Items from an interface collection

━━━━

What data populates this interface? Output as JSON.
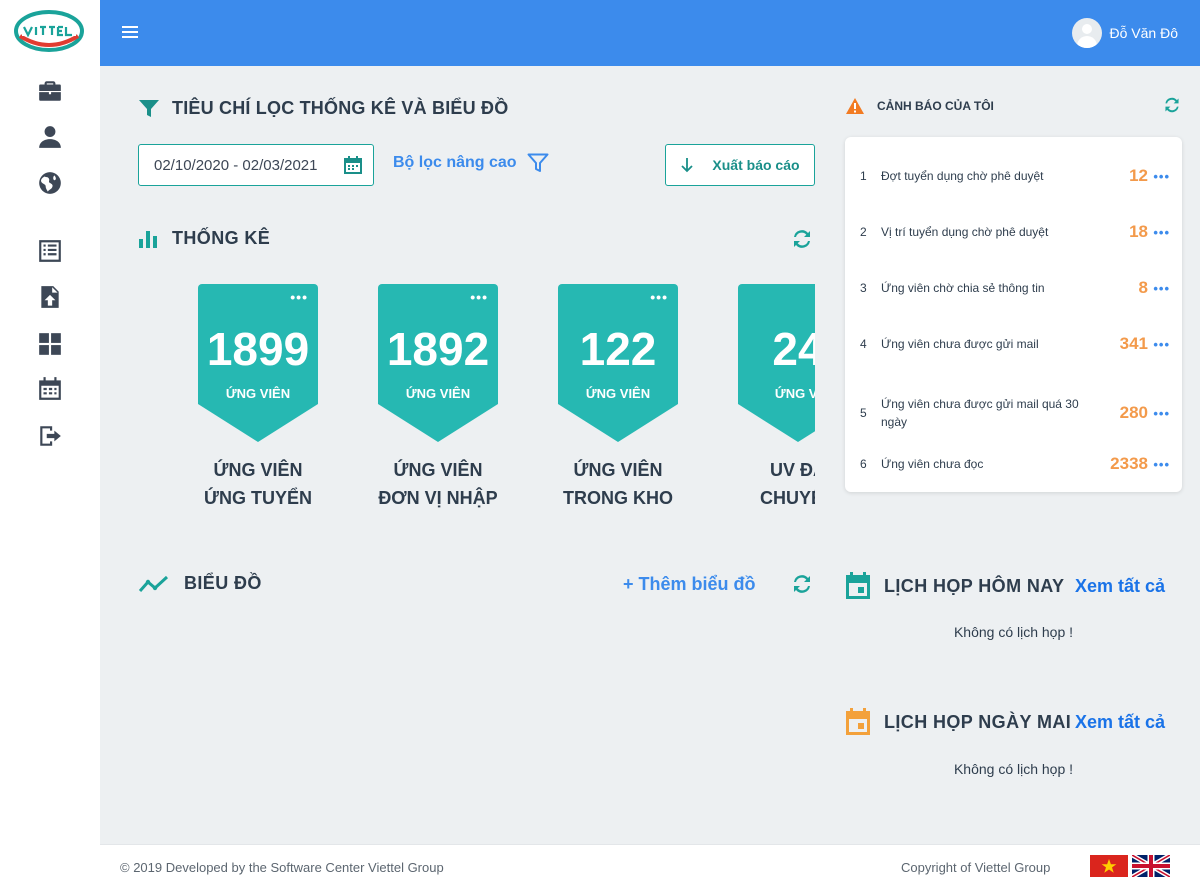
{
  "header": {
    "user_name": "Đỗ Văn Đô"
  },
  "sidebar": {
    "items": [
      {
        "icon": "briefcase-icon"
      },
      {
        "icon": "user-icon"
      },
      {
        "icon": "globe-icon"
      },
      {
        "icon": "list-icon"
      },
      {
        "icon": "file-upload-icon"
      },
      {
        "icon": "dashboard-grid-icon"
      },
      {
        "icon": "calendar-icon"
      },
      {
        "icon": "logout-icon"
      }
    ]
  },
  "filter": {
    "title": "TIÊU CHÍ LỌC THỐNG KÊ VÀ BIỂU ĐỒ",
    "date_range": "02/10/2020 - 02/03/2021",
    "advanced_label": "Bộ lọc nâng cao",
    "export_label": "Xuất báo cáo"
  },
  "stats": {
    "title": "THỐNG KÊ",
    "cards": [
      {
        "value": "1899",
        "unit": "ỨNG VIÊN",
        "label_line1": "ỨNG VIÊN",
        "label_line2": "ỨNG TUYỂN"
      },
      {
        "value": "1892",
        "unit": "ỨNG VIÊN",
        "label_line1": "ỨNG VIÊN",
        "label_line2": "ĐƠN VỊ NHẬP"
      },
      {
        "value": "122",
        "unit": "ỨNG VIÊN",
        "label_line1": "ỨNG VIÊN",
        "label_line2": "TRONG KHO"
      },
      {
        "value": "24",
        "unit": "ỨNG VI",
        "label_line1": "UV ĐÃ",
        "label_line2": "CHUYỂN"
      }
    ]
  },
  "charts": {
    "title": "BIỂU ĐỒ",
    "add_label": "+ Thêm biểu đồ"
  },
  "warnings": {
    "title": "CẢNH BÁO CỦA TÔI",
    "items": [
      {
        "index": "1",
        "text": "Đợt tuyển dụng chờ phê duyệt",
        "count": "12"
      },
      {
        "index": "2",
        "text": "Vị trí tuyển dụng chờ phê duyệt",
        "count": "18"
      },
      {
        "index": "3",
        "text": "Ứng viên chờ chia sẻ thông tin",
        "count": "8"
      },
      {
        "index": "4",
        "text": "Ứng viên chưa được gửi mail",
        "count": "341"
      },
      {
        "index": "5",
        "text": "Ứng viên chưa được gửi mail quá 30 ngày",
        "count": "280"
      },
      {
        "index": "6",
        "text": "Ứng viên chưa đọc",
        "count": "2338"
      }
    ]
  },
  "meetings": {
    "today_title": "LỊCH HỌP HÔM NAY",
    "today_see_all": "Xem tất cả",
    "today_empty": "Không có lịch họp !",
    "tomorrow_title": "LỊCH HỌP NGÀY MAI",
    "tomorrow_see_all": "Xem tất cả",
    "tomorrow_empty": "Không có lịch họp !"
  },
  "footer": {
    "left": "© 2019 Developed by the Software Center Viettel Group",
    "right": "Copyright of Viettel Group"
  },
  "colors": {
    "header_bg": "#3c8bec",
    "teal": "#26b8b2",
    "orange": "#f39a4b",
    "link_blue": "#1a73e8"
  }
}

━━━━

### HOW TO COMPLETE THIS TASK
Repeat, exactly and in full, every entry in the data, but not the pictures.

### TASK RESULT
What data populates this interface? Output as JSON.
{
  "header": {
    "user_name": "Đỗ Văn Đô"
  },
  "sidebar": {
    "items": [
      {
        "icon": "briefcase-icon"
      },
      {
        "icon": "user-icon"
      },
      {
        "icon": "globe-icon"
      },
      {
        "icon": "list-icon"
      },
      {
        "icon": "file-upload-icon"
      },
      {
        "icon": "dashboard-grid-icon"
      },
      {
        "icon": "calendar-icon"
      },
      {
        "icon": "logout-icon"
      }
    ]
  },
  "filter": {
    "title": "TIÊU CHÍ LỌC THỐNG KÊ VÀ BIỂU ĐỒ",
    "date_range": "02/10/2020 - 02/03/2021",
    "advanced_label": "Bộ lọc nâng cao",
    "export_label": "Xuất báo cáo"
  },
  "stats": {
    "title": "THỐNG KÊ",
    "cards": [
      {
        "value": "1899",
        "unit": "ỨNG VIÊN",
        "label_line1": "ỨNG VIÊN",
        "label_line2": "ỨNG TUYỂN"
      },
      {
        "value": "1892",
        "unit": "ỨNG VIÊN",
        "label_line1": "ỨNG VIÊN",
        "label_line2": "ĐƠN VỊ NHẬP"
      },
      {
        "value": "122",
        "unit": "ỨNG VIÊN",
        "label_line1": "ỨNG VIÊN",
        "label_line2": "TRONG KHO"
      },
      {
        "value": "24",
        "unit": "ỨNG VI",
        "label_line1": "UV ĐÃ",
        "label_line2": "CHUYỂN"
      }
    ]
  },
  "charts": {
    "title": "BIỂU ĐỒ",
    "add_label": "+ Thêm biểu đồ"
  },
  "warnings": {
    "title": "CẢNH BÁO CỦA TÔI",
    "items": [
      {
        "index": "1",
        "text": "Đợt tuyển dụng chờ phê duyệt",
        "count": "12"
      },
      {
        "index": "2",
        "text": "Vị trí tuyển dụng chờ phê duyệt",
        "count": "18"
      },
      {
        "index": "3",
        "text": "Ứng viên chờ chia sẻ thông tin",
        "count": "8"
      },
      {
        "index": "4",
        "text": "Ứng viên chưa được gửi mail",
        "count": "341"
      },
      {
        "index": "5",
        "text": "Ứng viên chưa được gửi mail quá 30 ngày",
        "count": "280"
      },
      {
        "index": "6",
        "text": "Ứng viên chưa đọc",
        "count": "2338"
      }
    ]
  },
  "meetings": {
    "today_title": "LỊCH HỌP HÔM NAY",
    "today_see_all": "Xem tất cả",
    "today_empty": "Không có lịch họp !",
    "tomorrow_title": "LỊCH HỌP NGÀY MAI",
    "tomorrow_see_all": "Xem tất cả",
    "tomorrow_empty": "Không có lịch họp !"
  },
  "footer": {
    "left": "© 2019 Developed by the Software Center Viettel Group",
    "right": "Copyright of Viettel Group"
  },
  "colors": {
    "header_bg": "#3c8bec",
    "teal": "#26b8b2",
    "orange": "#f39a4b",
    "link_blue": "#1a73e8"
  }
}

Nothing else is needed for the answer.